Wednesday, December 7, 2011

Trio of Hoyas participate in holiday flash mob

What the hell is a flash mob?

I'm pretty sure I should know by now, I'm just so confused. But I'll save that debate for another day.

The point is, Georgetown students put together a flash mob as part class project for "Catholic Theatre". Now, I'm not sure if that qualifies as a religion class or as a music class, but nonetheless, a flash mob occurred in one of the Georgetown dining halls earlier this week.

But instead of dancing to Katy Perry, as Villanova's Jay Wright did over the summer, or Nicky Minaj as a group of Kansas fans did last season, the Georgetown students decided to sing Handel’s Messiah. You know, the "Hallelujah" song.

But this was no ordinary flash mob. Nope. This flash mob just happened to consist of three Georgetown basketball players.

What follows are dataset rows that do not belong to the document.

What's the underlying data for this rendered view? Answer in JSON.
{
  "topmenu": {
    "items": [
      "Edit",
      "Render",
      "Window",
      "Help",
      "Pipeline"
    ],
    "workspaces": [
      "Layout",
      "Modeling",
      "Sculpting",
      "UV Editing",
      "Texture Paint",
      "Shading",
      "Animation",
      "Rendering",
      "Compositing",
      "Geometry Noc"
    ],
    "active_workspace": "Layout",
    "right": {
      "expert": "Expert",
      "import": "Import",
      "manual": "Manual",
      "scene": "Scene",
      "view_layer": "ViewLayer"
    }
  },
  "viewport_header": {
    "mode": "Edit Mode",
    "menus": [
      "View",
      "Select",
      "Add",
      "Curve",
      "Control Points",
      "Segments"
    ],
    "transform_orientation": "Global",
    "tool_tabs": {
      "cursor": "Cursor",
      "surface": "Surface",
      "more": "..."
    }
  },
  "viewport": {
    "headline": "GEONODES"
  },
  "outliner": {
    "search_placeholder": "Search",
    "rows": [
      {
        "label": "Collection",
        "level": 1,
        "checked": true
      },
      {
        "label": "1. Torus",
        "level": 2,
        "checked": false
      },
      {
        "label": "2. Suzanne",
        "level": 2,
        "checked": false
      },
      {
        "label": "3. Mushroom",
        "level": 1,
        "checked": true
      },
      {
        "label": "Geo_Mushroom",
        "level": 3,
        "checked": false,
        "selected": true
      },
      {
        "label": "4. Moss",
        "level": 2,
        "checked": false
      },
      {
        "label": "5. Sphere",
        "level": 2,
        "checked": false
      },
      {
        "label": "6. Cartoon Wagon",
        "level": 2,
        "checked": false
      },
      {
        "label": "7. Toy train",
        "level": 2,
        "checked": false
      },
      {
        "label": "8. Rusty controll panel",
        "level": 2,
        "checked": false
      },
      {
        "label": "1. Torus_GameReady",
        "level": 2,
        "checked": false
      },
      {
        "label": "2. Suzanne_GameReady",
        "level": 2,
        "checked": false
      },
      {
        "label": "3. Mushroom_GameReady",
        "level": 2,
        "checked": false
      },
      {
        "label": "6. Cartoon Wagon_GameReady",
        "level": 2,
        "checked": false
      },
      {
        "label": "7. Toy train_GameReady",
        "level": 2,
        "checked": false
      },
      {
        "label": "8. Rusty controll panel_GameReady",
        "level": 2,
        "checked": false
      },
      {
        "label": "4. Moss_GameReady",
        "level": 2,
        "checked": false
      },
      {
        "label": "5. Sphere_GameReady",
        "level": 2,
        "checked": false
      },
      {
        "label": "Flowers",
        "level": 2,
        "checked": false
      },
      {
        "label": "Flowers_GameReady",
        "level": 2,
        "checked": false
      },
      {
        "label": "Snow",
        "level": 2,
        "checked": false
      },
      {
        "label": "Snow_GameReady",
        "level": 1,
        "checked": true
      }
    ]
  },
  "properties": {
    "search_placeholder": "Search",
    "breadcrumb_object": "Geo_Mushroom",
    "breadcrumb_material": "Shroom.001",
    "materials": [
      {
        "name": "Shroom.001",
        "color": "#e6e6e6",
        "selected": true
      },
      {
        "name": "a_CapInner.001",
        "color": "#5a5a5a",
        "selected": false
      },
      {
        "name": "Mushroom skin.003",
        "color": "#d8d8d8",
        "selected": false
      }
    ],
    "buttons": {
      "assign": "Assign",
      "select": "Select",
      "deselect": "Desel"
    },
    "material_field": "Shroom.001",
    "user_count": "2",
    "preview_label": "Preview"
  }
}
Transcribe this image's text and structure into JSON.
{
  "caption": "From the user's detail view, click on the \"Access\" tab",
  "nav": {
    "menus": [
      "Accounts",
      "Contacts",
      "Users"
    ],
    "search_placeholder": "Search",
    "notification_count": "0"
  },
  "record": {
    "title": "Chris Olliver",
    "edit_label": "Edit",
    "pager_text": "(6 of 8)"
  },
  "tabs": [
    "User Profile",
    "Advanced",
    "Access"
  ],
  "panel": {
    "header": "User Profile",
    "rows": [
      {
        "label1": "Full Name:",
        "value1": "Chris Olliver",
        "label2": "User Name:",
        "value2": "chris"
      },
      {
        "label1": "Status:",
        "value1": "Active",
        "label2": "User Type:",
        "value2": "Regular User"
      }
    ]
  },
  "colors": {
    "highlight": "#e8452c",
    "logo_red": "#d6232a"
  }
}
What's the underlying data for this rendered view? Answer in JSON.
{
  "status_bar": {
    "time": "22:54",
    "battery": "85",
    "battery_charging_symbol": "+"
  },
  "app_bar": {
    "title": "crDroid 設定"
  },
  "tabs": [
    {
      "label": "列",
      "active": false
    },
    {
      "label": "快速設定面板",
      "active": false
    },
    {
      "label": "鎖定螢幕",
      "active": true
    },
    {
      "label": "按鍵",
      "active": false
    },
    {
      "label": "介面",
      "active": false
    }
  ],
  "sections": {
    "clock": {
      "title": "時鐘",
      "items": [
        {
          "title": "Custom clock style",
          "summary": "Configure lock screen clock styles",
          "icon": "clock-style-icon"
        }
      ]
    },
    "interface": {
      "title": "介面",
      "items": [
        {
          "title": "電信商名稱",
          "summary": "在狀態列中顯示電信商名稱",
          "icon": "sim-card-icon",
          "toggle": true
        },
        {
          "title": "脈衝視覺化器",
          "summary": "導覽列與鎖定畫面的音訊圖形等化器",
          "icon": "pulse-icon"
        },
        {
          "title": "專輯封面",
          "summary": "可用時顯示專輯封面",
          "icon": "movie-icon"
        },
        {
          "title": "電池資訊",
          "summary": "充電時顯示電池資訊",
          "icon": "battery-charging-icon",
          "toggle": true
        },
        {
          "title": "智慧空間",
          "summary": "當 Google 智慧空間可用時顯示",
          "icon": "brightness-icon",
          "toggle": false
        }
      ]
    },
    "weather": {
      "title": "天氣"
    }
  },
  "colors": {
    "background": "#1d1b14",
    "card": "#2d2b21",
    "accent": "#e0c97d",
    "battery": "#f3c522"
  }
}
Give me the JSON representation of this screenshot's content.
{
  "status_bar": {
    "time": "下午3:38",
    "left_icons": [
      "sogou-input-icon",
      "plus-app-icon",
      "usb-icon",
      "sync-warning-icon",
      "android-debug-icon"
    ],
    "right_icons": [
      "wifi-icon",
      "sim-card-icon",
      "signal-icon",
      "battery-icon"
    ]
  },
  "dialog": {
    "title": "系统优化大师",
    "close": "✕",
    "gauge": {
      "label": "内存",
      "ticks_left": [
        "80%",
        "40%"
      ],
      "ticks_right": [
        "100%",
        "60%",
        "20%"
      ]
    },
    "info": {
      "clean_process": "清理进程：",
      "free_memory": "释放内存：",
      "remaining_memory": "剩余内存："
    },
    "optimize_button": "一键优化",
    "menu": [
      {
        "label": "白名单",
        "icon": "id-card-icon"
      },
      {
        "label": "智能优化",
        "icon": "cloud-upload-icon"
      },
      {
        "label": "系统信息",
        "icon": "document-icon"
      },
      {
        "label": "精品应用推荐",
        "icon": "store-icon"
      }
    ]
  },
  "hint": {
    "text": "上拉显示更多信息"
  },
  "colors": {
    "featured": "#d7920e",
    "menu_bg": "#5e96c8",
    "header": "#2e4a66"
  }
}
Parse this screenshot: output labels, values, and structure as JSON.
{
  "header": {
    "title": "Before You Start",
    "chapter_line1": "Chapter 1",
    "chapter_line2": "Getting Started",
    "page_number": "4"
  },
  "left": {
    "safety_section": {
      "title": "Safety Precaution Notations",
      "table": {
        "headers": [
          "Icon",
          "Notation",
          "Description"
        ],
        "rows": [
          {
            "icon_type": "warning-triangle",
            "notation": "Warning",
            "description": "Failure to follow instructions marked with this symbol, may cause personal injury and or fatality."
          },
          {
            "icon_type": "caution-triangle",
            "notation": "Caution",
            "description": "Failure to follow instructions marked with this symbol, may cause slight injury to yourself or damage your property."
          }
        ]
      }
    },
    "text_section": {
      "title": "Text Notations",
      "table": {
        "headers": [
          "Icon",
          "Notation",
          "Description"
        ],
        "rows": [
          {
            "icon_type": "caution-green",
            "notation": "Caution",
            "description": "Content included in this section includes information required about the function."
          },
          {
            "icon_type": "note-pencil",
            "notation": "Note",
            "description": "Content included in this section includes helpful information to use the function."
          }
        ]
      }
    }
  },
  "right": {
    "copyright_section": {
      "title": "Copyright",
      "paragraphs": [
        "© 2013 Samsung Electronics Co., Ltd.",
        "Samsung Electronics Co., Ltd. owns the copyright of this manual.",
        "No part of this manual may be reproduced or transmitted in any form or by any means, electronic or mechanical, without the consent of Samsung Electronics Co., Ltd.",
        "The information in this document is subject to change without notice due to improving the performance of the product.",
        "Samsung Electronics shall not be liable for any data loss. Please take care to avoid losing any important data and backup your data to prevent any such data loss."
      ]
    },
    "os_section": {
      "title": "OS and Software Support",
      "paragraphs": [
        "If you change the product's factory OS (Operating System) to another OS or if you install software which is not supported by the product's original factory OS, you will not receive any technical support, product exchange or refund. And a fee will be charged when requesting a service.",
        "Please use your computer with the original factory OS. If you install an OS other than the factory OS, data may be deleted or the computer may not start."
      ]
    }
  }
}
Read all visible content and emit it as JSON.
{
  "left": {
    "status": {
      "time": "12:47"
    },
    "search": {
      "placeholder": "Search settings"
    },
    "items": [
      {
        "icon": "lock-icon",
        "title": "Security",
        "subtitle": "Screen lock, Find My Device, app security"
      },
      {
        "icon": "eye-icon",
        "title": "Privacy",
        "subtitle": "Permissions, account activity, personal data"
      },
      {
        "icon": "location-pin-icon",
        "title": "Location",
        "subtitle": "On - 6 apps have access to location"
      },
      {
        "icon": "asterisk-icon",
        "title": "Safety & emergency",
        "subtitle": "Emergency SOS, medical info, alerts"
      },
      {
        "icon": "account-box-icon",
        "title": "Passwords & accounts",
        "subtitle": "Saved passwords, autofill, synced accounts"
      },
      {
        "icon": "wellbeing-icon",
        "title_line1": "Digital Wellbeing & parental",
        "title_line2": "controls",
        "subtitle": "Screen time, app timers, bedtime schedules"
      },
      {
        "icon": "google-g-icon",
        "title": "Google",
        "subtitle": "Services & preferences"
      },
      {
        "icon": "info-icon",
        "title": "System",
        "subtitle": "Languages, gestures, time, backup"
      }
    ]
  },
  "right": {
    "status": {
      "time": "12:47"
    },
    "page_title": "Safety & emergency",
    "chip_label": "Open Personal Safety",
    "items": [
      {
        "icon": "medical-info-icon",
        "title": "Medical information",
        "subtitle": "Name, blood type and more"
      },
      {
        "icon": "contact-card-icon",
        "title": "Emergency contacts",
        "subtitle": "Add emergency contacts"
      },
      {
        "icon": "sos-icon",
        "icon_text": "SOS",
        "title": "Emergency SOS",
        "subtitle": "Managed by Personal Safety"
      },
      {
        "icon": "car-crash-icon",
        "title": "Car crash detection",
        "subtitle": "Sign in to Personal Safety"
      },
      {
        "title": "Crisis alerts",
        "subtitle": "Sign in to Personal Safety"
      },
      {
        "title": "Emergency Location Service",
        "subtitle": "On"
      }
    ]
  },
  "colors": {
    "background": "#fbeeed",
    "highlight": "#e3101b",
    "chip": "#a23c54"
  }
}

Yup, that's senior captain Jason Clark, sophomore Nate Lubick, and walk-on John Caprio belting out some festive holiday notes during lunchtime.

What's most impressive is that all three players actually look like they're singing. I mean, who hasn't been forced to sing in a chorus at least once in their lives? I know we all have, and I know that we've all snuck to the back of the group and tried our best to get away with just mouthing the words to "Silent Night".

Caprio looks like he's actually enjoying it. Nate looks like he just realized he's been in the wrong class all semester, and poor Jason looks like he's seen the camera and is dreading tomorrow's practice when the rest of the team will clown him.

But the real question is: They really give college credit for this?


Anonymous said...

This is a theology class, I think, not some three-credit chorus class like the ones I'm sure they offer at Kentucky and Memphis and Ohio State.

-- GU Alum

Anonymous said...

Course Catalog Description.

CATH-200 Theater & Cath Imagination

Curry, Richard
Theater has been a part of Jesuit education from the very beginning. This is no accident. The early Jesuits, like the Jesuits of today, recognized that theater could draw deeply from the resources of the Catholic imagination and speak powerfully about the mystery of human experience. They also knew that the demands of the theater were perfectly suited to helping students develop the skills of clear self expression that Jesuits refer to as "eloquentia perfecta." This course will enable students to learn about theater and the energy it derives from the Catholic imagination. We will learn by reading, but mostly we will learn by doing. No previous acting or other theater experience required.

Troy Machir said...

so it's a religion class even though it's course description states that no prior acting experience in necessary?

I don't get it.

Anonymous said...

How about Pitino's son being the kid in front of Nate Lubick.